• _PROBLEM DESCRIPTION_: Retype the data that follows, keeping every character the same.

Excerpts from an interface dataset
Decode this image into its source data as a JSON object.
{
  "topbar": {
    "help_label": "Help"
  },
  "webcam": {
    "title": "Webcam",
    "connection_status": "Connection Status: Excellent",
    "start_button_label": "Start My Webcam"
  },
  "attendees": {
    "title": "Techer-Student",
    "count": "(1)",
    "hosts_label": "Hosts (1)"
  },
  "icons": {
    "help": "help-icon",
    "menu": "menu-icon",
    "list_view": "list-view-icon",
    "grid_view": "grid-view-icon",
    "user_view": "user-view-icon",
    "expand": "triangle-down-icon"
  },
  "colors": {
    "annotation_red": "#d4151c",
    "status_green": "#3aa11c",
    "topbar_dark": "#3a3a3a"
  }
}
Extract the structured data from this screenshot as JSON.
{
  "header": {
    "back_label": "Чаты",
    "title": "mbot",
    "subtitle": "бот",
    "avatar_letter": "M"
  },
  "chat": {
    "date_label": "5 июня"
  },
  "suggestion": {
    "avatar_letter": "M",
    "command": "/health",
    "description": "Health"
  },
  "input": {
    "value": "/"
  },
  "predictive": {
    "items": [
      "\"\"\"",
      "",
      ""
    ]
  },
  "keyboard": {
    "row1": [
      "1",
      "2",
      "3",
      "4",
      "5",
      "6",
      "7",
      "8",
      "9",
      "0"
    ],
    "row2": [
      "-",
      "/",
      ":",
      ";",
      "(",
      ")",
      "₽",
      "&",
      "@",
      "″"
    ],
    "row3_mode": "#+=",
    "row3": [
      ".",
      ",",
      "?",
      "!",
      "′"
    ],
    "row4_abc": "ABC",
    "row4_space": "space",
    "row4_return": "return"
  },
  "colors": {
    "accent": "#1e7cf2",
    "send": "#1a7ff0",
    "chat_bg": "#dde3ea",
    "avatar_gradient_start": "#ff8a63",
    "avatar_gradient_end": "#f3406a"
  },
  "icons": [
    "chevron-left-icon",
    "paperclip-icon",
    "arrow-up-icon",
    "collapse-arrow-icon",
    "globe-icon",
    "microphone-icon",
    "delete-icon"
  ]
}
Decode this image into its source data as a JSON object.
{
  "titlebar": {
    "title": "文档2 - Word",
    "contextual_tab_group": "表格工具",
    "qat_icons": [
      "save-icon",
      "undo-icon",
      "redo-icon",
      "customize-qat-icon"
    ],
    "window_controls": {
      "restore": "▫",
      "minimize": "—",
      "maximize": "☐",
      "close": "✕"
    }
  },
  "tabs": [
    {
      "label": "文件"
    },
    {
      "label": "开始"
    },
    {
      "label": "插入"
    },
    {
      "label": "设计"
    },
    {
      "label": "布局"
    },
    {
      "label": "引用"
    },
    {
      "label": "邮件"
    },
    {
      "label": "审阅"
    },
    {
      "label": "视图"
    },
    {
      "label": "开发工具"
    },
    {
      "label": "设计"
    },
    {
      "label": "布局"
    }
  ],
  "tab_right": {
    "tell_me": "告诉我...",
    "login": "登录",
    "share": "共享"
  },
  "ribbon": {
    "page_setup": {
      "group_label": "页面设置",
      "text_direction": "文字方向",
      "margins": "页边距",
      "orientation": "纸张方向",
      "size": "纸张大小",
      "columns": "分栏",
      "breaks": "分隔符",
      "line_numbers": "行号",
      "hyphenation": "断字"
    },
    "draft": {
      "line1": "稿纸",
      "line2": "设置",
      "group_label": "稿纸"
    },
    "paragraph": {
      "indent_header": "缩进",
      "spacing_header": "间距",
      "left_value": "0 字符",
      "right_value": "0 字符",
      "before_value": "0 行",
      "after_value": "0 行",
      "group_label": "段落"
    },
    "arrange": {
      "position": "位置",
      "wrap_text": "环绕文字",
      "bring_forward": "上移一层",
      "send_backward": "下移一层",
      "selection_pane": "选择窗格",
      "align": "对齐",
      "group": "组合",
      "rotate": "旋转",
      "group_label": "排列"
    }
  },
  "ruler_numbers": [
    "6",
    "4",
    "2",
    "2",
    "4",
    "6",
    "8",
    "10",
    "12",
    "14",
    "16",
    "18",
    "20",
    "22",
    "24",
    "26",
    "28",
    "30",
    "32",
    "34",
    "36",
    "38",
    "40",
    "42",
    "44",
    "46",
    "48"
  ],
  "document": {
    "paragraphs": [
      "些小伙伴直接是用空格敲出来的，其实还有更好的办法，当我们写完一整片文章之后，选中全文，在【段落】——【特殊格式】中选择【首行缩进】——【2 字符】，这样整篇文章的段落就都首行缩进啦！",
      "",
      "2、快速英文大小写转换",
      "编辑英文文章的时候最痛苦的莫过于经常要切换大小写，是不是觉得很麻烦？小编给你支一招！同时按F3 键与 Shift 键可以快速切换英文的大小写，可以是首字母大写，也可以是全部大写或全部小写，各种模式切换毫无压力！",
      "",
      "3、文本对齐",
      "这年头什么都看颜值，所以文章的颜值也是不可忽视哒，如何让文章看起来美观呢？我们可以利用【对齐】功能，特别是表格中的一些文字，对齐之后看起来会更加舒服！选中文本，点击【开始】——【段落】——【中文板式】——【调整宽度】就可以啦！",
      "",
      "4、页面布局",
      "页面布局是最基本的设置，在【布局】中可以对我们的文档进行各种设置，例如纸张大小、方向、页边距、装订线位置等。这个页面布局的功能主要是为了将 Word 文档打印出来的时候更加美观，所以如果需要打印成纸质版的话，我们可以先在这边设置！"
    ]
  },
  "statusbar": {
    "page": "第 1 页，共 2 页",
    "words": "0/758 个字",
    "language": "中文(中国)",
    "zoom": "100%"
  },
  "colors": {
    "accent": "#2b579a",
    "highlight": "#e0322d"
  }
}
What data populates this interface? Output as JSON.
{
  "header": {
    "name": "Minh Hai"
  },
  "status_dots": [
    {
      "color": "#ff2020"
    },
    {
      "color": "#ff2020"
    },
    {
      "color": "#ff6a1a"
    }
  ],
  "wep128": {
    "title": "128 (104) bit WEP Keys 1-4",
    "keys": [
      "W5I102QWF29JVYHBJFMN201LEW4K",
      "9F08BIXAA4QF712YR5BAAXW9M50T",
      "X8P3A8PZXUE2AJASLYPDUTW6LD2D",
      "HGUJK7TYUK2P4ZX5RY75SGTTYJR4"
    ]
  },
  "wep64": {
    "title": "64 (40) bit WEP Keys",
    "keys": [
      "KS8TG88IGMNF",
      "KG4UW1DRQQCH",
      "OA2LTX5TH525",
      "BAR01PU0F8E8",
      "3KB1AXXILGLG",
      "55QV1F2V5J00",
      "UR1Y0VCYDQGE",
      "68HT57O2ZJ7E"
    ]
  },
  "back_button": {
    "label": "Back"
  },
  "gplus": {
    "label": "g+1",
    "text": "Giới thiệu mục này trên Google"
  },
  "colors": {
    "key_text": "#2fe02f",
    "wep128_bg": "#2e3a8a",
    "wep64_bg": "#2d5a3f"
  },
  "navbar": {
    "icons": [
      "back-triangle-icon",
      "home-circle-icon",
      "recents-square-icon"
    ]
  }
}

• _RESULT OF THE EXERCISE_:
Decode this image into its source data as a JSON object.
{
  "topbar": {
    "help_label": "Help"
  },
  "webcam": {
    "title": "Webcam",
    "connection_status": "Connection Status: Excellent",
    "start_button_label": "Start My Webcam"
  },
  "attendees": {
    "title": "Techer-Student",
    "count": "(1)",
    "hosts_label": "Hosts (1)"
  },
  "icons": {
    "help": "help-icon",
    "menu": "menu-icon",
    "list_view": "list-view-icon",
    "grid_view": "grid-view-icon",
    "user_view": "user-view-icon",
    "expand": "triangle-down-icon"
  },
  "colors": {
    "annotation_red": "#d4151c",
    "status_green": "#3aa11c",
    "topbar_dark": "#3a3a3a"
  }
}
Extract the structured data from this screenshot as JSON.
{
  "header": {
    "back_label": "Чаты",
    "title": "mbot",
    "subtitle": "бот",
    "avatar_letter": "M"
  },
  "chat": {
    "date_label": "5 июня"
  },
  "suggestion": {
    "avatar_letter": "M",
    "command": "/health",
    "description": "Health"
  },
  "input": {
    "value": "/"
  },
  "predictive": {
    "items": [
      "\"\"\"",
      "",
      ""
    ]
  },
  "keyboard": {
    "row1": [
      "1",
      "2",
      "3",
      "4",
      "5",
      "6",
      "7",
      "8",
      "9",
      "0"
    ],
    "row2": [
      "-",
      "/",
      ":",
      ";",
      "(",
      ")",
      "₽",
      "&",
      "@",
      "″"
    ],
    "row3_mode": "#+=",
    "row3": [
      ".",
      ",",
      "?",
      "!",
      "′"
    ],
    "row4_abc": "ABC",
    "row4_space": "space",
    "row4_return": "return"
  },
  "colors": {
    "accent": "#1e7cf2",
    "send": "#1a7ff0",
    "chat_bg": "#dde3ea",
    "avatar_gradient_start": "#ff8a63",
    "avatar_gradient_end": "#f3406a"
  },
  "icons": [
    "chevron-left-icon",
    "paperclip-icon",
    "arrow-up-icon",
    "collapse-arrow-icon",
    "globe-icon",
    "microphone-icon",
    "delete-icon"
  ]
}
Decode this image into its source data as a JSON object.
{
  "titlebar": {
    "title": "文档2 - Word",
    "contextual_tab_group": "表格工具",
    "qat_icons": [
      "save-icon",
      "undo-icon",
      "redo-icon",
      "customize-qat-icon"
    ],
    "window_controls": {
      "restore": "▫",
      "minimize": "—",
      "maximize": "☐",
      "close": "✕"
    }
  },
  "tabs": [
    {
      "label": "文件"
    },
    {
      "label": "开始"
    },
    {
      "label": "插入"
    },
    {
      "label": "设计"
    },
    {
      "label": "布局"
    },
    {
      "label": "引用"
    },
    {
      "label": "邮件"
    },
    {
      "label": "审阅"
    },
    {
      "label": "视图"
    },
    {
      "label": "开发工具"
    },
    {
      "label": "设计"
    },
    {
      "label": "布局"
    }
  ],
  "tab_right": {
    "tell_me": "告诉我...",
    "login": "登录",
    "share": "共享"
  },
  "ribbon": {
    "page_setup": {
      "group_label": "页面设置",
      "text_direction": "文字方向",
      "margins": "页边距",
      "orientation": "纸张方向",
      "size": "纸张大小",
      "columns": "分栏",
      "breaks": "分隔符",
      "line_numbers": "行号",
      "hyphenation": "断字"
    },
    "draft": {
      "line1": "稿纸",
      "line2": "设置",
      "group_label": "稿纸"
    },
    "paragraph": {
      "indent_header": "缩进",
      "spacing_header": "间距",
      "left_value": "0 字符",
      "right_value": "0 字符",
      "before_value": "0 行",
      "after_value": "0 行",
      "group_label": "段落"
    },
    "arrange": {
      "position": "位置",
      "wrap_text": "环绕文字",
      "bring_forward": "上移一层",
      "send_backward": "下移一层",
      "selection_pane": "选择窗格",
      "align": "对齐",
      "group": "组合",
      "rotate": "旋转",
      "group_label": "排列"
    }
  },
  "ruler_numbers": [
    "6",
    "4",
    "2",
    "2",
    "4",
    "6",
    "8",
    "10",
    "12",
    "14",
    "16",
    "18",
    "20",
    "22",
    "24",
    "26",
    "28",
    "30",
    "32",
    "34",
    "36",
    "38",
    "40",
    "42",
    "44",
    "46",
    "48"
  ],
  "document": {
    "paragraphs": [
      "些小伙伴直接是用空格敲出来的，其实还有更好的办法，当我们写完一整片文章之后，选中全文，在【段落】——【特殊格式】中选择【首行缩进】——【2 字符】，这样整篇文章的段落就都首行缩进啦！",
      "",
      "2、快速英文大小写转换",
      "编辑英文文章的时候最痛苦的莫过于经常要切换大小写，是不是觉得很麻烦？小编给你支一招！同时按F3 键与 Shift 键可以快速切换英文的大小写，可以是首字母大写，也可以是全部大写或全部小写，各种模式切换毫无压力！",
      "",
      "3、文本对齐",
      "这年头什么都看颜值，所以文章的颜值也是不可忽视哒，如何让文章看起来美观呢？我们可以利用【对齐】功能，特别是表格中的一些文字，对齐之后看起来会更加舒服！选中文本，点击【开始】——【段落】——【中文板式】——【调整宽度】就可以啦！",
      "",
      "4、页面布局",
      "页面布局是最基本的设置，在【布局】中可以对我们的文档进行各种设置，例如纸张大小、方向、页边距、装订线位置等。这个页面布局的功能主要是为了将 Word 文档打印出来的时候更加美观，所以如果需要打印成纸质版的话，我们可以先在这边设置！"
    ]
  },
  "statusbar": {
    "page": "第 1 页，共 2 页",
    "words": "0/758 个字",
    "language": "中文(中国)",
    "zoom": "100%"
  },
  "colors": {
    "accent": "#2b579a",
    "highlight": "#e0322d"
  }
}
What data populates this interface? Output as JSON.
{
  "header": {
    "name": "Minh Hai"
  },
  "status_dots": [
    {
      "color": "#ff2020"
    },
    {
      "color": "#ff2020"
    },
    {
      "color": "#ff6a1a"
    }
  ],
  "wep128": {
    "title": "128 (104) bit WEP Keys 1-4",
    "keys": [
      "W5I102QWF29JVYHBJFMN201LEW4K",
      "9F08BIXAA4QF712YR5BAAXW9M50T",
      "X8P3A8PZXUE2AJASLYPDUTW6LD2D",
      "HGUJK7TYUK2P4ZX5RY75SGTTYJR4"
    ]
  },
  "wep64": {
    "title": "64 (40) bit WEP Keys",
    "keys": [
      "KS8TG88IGMNF",
      "KG4UW1DRQQCH",
      "OA2LTX5TH525",
      "BAR01PU0F8E8",
      "3KB1AXXILGLG",
      "55QV1F2V5J00",
      "UR1Y0VCYDQGE",
      "68HT57O2ZJ7E"
    ]
  },
  "back_button": {
    "label": "Back"
  },
  "gplus": {
    "label": "g+1",
    "text": "Giới thiệu mục này trên Google"
  },
  "colors": {
    "key_text": "#2fe02f",
    "wep128_bg": "#2e3a8a",
    "wep64_bg": "#2d5a3f"
  },
  "navbar": {
    "icons": [
      "back-triangle-icon",
      "home-circle-icon",
      "recents-square-icon"
    ]
  }
}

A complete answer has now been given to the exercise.